● Problem description: Wherever the word "screenshot" occurs in the lines below, copy the whole line.

[Items listed in a dataset]

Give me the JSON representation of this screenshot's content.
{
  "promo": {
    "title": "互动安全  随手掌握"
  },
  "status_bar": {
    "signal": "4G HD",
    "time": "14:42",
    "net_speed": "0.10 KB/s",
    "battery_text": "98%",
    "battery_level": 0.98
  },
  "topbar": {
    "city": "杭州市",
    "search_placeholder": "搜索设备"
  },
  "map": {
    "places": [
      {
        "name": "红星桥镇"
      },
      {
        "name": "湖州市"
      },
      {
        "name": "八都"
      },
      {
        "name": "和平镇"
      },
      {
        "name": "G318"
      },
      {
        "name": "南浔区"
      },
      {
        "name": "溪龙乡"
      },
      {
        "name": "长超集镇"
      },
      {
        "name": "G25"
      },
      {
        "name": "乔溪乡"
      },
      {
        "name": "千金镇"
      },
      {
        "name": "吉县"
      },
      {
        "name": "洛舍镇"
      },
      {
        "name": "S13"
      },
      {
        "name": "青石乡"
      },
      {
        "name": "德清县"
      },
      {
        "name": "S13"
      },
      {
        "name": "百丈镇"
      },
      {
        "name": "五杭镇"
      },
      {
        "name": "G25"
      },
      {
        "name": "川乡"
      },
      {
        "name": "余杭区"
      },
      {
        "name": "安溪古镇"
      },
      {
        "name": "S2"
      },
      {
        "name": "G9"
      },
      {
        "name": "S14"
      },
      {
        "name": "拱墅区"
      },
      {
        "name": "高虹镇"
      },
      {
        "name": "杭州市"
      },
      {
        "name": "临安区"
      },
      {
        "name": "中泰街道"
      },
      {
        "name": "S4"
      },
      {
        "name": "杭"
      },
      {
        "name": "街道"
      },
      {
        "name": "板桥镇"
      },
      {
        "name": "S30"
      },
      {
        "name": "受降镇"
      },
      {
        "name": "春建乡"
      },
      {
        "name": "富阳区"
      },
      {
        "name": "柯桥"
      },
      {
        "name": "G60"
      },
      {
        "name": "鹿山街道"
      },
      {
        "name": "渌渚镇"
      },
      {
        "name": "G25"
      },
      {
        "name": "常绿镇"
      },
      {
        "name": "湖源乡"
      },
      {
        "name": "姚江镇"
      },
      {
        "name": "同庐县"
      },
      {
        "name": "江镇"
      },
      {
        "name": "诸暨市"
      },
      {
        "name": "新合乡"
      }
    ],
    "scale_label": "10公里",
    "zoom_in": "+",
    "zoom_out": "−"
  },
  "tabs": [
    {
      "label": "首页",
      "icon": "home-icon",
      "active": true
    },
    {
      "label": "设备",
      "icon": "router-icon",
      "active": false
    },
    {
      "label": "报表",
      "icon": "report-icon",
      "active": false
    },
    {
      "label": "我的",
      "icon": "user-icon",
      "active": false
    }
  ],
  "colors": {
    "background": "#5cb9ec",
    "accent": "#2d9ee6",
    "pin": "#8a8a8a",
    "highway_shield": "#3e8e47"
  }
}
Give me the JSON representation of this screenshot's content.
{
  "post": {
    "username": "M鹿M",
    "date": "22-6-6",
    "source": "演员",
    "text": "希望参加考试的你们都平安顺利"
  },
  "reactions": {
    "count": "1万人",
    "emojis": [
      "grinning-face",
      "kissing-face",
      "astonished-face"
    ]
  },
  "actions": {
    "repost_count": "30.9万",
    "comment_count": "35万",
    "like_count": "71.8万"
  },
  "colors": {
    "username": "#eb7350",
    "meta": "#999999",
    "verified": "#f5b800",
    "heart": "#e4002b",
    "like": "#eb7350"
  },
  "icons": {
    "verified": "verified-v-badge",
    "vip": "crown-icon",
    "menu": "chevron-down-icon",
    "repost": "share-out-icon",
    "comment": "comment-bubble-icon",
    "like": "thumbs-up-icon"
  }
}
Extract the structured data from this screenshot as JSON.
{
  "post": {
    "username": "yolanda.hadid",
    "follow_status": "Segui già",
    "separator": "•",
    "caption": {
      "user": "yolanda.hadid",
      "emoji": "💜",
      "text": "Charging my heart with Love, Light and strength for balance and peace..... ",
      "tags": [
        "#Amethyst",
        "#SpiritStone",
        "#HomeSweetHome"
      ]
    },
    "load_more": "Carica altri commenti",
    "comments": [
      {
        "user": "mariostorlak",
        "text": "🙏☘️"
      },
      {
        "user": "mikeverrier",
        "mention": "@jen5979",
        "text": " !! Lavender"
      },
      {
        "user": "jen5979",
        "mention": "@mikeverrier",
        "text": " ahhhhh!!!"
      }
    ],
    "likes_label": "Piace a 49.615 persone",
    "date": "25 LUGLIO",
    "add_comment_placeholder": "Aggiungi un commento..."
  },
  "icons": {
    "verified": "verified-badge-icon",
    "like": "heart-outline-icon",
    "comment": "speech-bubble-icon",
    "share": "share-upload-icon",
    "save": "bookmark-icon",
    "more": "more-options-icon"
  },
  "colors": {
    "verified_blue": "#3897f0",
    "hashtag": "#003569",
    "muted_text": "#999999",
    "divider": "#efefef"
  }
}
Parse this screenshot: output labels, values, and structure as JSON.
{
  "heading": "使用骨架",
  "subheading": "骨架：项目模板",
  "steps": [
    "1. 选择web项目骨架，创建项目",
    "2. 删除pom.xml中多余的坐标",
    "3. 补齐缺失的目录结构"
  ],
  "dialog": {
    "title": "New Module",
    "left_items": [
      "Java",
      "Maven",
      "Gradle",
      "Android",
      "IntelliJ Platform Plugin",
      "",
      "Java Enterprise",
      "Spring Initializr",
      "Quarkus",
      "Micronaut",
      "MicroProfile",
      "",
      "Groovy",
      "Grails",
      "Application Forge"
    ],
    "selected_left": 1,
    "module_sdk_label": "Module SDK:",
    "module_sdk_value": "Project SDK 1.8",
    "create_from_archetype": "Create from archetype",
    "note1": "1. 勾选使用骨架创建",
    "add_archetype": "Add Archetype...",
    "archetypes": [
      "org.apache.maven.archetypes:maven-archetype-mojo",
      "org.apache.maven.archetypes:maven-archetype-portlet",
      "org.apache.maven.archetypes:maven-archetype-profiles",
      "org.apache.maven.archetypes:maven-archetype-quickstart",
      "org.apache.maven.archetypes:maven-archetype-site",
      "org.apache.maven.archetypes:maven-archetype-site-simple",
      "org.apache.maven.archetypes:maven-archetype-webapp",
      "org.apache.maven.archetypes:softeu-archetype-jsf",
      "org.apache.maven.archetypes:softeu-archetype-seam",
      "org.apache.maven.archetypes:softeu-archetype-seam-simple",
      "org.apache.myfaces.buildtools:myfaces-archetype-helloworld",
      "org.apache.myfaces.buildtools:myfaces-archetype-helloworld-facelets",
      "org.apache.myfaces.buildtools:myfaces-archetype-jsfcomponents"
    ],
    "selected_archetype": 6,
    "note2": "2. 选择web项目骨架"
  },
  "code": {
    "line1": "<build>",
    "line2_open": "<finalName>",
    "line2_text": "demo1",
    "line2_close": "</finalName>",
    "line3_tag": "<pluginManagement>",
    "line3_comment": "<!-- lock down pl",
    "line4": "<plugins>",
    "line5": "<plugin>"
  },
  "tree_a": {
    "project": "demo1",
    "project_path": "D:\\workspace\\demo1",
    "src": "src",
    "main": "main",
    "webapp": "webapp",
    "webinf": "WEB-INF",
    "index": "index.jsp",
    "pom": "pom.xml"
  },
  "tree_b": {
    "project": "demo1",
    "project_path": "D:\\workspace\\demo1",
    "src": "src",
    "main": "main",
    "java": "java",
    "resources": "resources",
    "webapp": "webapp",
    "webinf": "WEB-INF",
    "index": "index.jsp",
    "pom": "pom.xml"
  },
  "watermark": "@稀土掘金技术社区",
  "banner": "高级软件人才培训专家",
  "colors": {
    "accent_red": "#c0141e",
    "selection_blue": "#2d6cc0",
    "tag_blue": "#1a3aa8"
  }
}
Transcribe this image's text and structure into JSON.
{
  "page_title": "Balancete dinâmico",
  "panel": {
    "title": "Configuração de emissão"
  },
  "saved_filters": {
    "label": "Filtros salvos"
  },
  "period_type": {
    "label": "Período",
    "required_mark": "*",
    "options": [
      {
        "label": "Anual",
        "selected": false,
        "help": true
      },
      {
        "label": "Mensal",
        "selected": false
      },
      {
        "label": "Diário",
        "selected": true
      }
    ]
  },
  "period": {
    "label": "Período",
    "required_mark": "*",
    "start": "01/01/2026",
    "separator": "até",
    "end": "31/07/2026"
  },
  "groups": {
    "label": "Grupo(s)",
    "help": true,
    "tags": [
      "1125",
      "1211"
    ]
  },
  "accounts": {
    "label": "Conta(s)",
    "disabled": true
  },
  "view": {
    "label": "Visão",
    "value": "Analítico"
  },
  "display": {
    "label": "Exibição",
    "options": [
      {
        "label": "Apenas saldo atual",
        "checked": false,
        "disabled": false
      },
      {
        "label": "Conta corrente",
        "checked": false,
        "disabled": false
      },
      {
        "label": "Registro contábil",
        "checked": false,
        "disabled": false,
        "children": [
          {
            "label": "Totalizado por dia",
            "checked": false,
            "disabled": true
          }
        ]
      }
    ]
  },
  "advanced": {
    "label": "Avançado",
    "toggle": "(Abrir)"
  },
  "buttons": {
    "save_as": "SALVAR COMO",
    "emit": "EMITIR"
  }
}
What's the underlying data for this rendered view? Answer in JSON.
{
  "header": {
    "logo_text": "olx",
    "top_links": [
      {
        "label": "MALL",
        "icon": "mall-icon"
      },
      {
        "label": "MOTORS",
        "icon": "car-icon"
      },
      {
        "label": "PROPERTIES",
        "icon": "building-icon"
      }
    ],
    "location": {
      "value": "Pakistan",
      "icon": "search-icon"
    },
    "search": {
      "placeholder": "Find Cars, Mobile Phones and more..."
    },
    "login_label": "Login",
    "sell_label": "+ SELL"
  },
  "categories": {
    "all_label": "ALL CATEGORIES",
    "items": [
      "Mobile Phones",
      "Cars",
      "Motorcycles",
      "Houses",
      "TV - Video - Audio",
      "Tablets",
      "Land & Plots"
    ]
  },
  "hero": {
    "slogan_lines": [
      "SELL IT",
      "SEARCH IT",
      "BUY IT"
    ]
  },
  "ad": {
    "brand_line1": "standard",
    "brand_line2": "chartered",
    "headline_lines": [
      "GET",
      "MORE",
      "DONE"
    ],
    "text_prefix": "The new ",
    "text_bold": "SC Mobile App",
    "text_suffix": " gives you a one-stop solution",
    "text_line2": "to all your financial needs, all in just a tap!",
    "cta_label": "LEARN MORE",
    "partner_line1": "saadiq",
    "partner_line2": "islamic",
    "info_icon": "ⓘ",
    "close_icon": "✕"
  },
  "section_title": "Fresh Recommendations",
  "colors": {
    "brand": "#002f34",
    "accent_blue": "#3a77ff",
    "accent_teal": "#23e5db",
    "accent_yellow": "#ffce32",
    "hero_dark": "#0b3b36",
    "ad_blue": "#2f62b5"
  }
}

● Task response:
Give me the JSON representation of this screenshot's content.
Give me the JSON representation of this screenshot's content.
Extract the structured data from this screenshot as JSON.
Parse this screenshot: output labels, values, and structure as JSON.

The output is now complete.